Sacramento, CA – CAL Fire investigators, in officially releasing the causes of four wildfires during last October’s Fire Siege, are pointing to PG&E violations in three of them.
CAL Fire officials say the siege involved more than 170 fires that burned nearly a quarter-million acres in Northern California, requiring assistance of more than 11,000 firefighters from 17 states.
Today, in releasing the causes of four fires that occurred in Butte and Nevada counties, investigators provided summaries of the La Porte, McCourtney, Lobo, and Honey fires, referring investigations for all but the La Porte blaze to the counties’ district attorneys for review of California Public Resources Code section 4293 violations. While none of these specific wildfire incidents caused any injuries or deaths to civilians or fire personnel the three incidents where fault was demonstrated collectively destroyed about a thousand acres and well over a hundred structures.
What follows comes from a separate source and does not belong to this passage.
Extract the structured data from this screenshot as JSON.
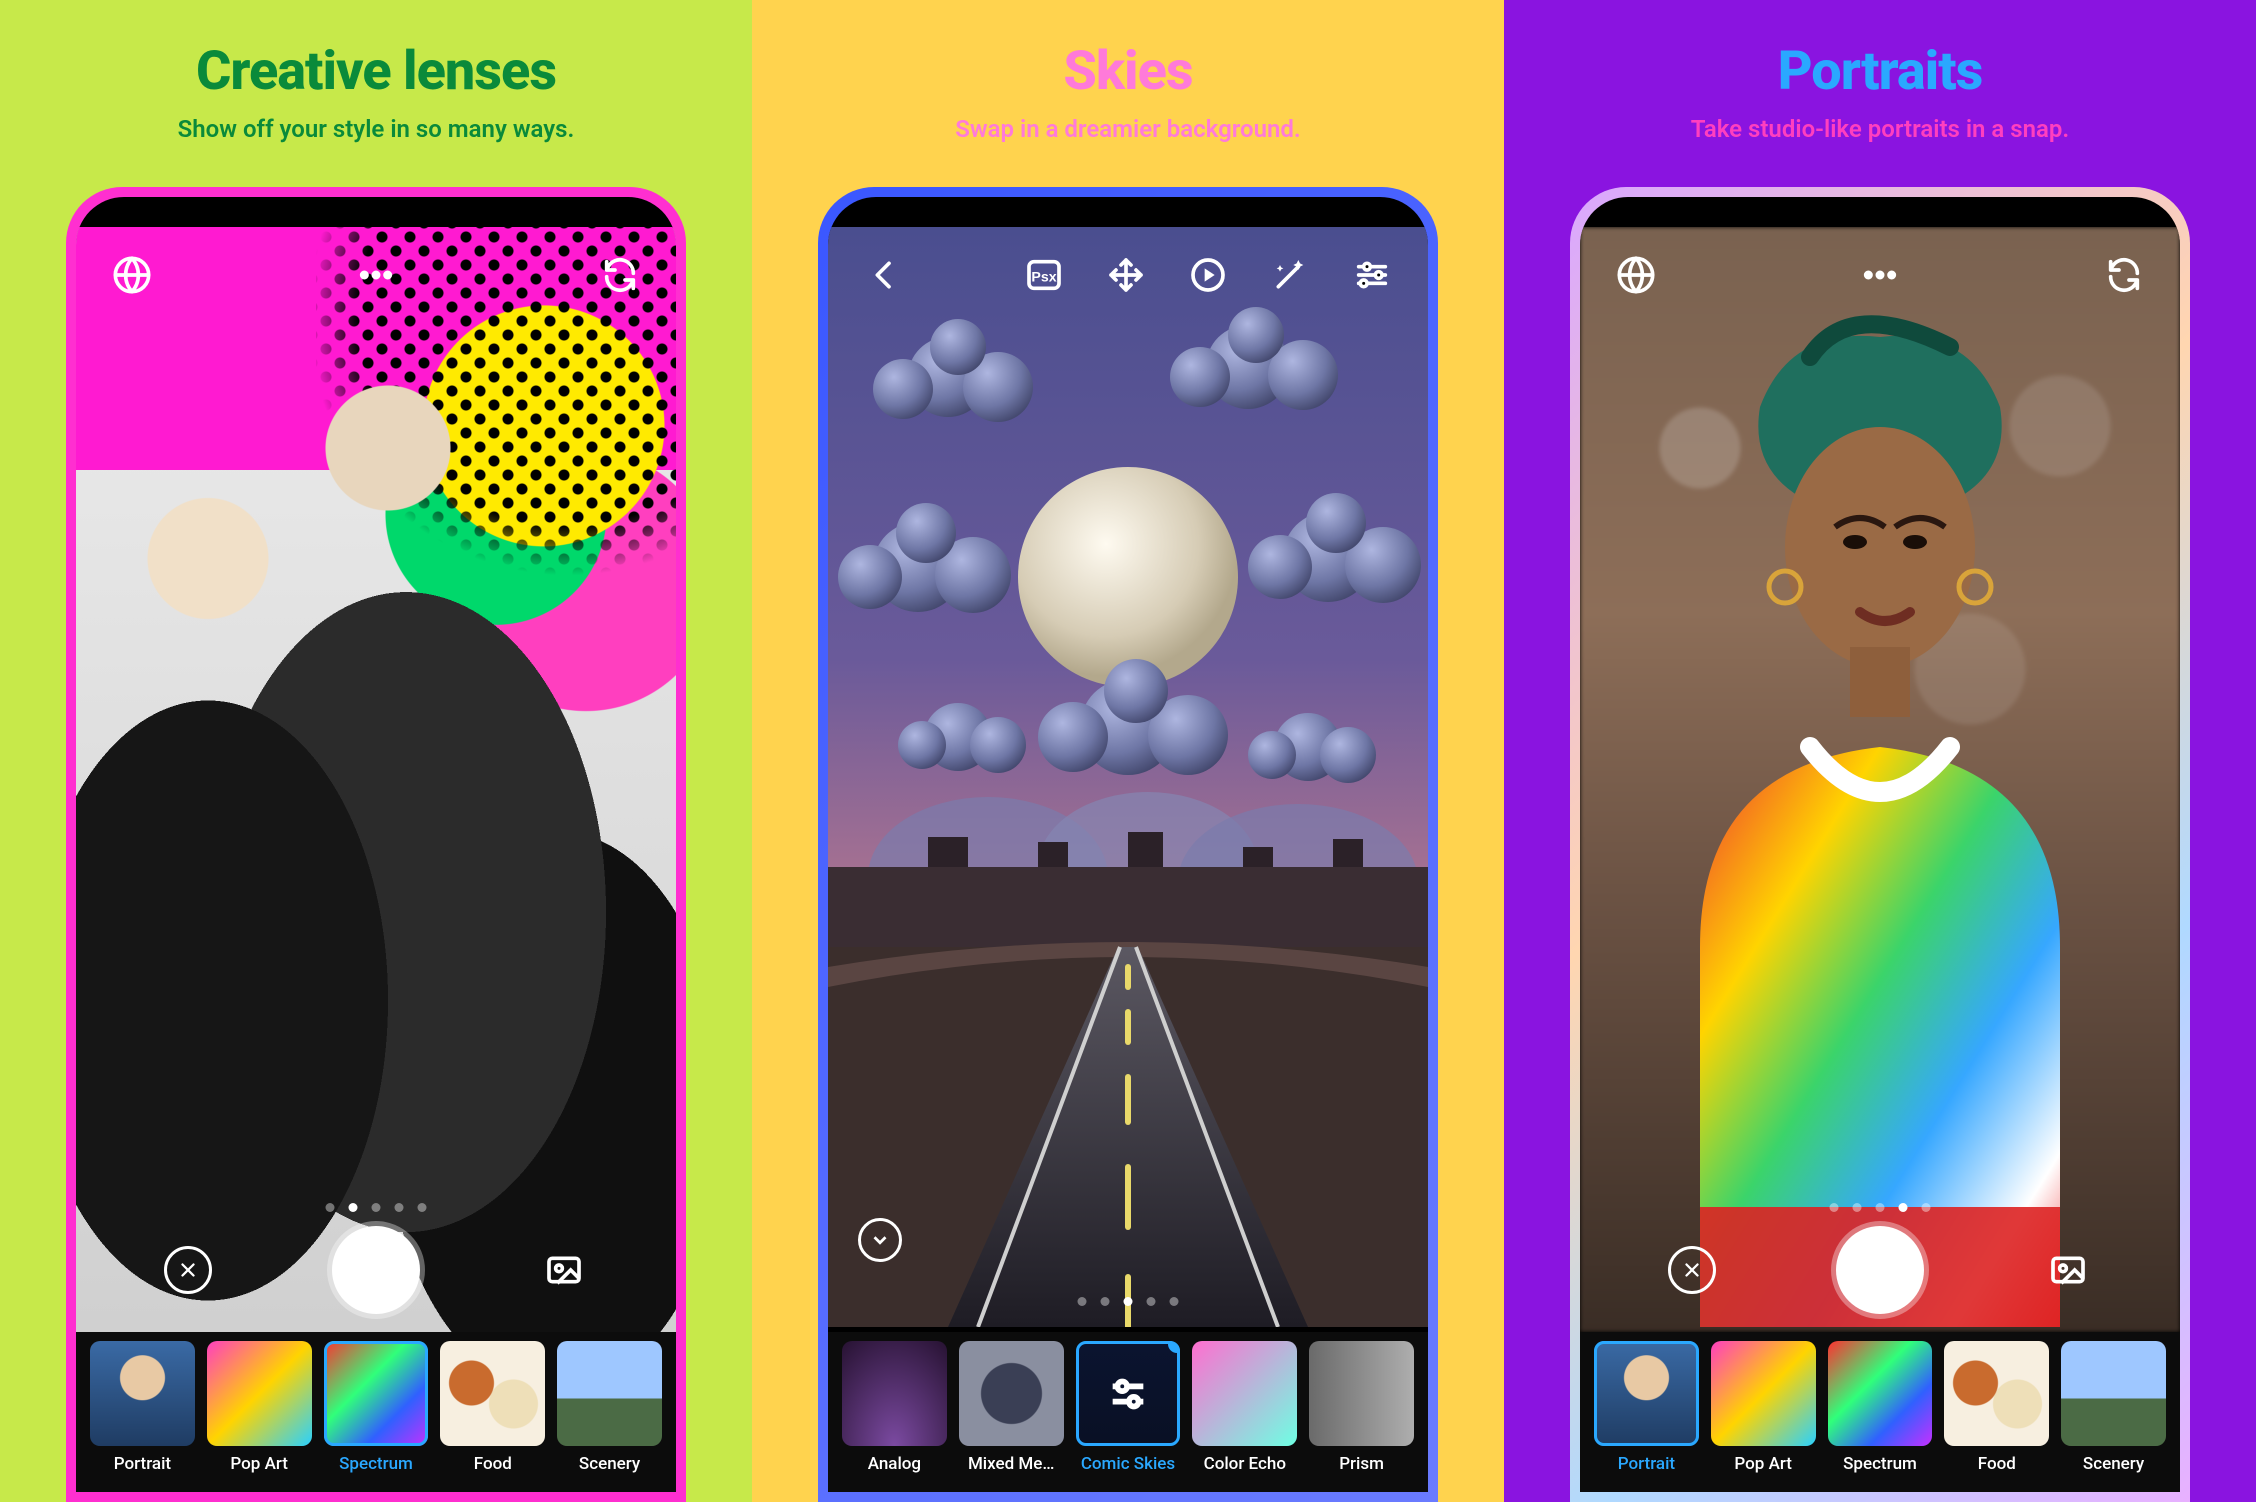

According to the investigators’ summaries, the La Porte Fire in Butte County, which ignited Oct. 9, even though it was caused by tree branches falling onto PG&E power lines, there were no violations of state law. The blaze burned 8,417 acres and destroyed 74 structures.
However, the determined cause of the Oct. 8 McCourtney Fire in Nevada County was a tree located too close to power lines falling into one. The incident burned 76 acres and destroyed 13 structures.
Investigators state that the Oct. 8 Lobo Fire in Nevada County and the Oct. 9 Honey Fire in Butte County were both caused by parts of trees making contact with power lines due to insufficient clearance. The Lobo Fire charred 821 acres and destroyed 47 structures. The Honey Fire burned 76 acres but no structures were involved in the blaze.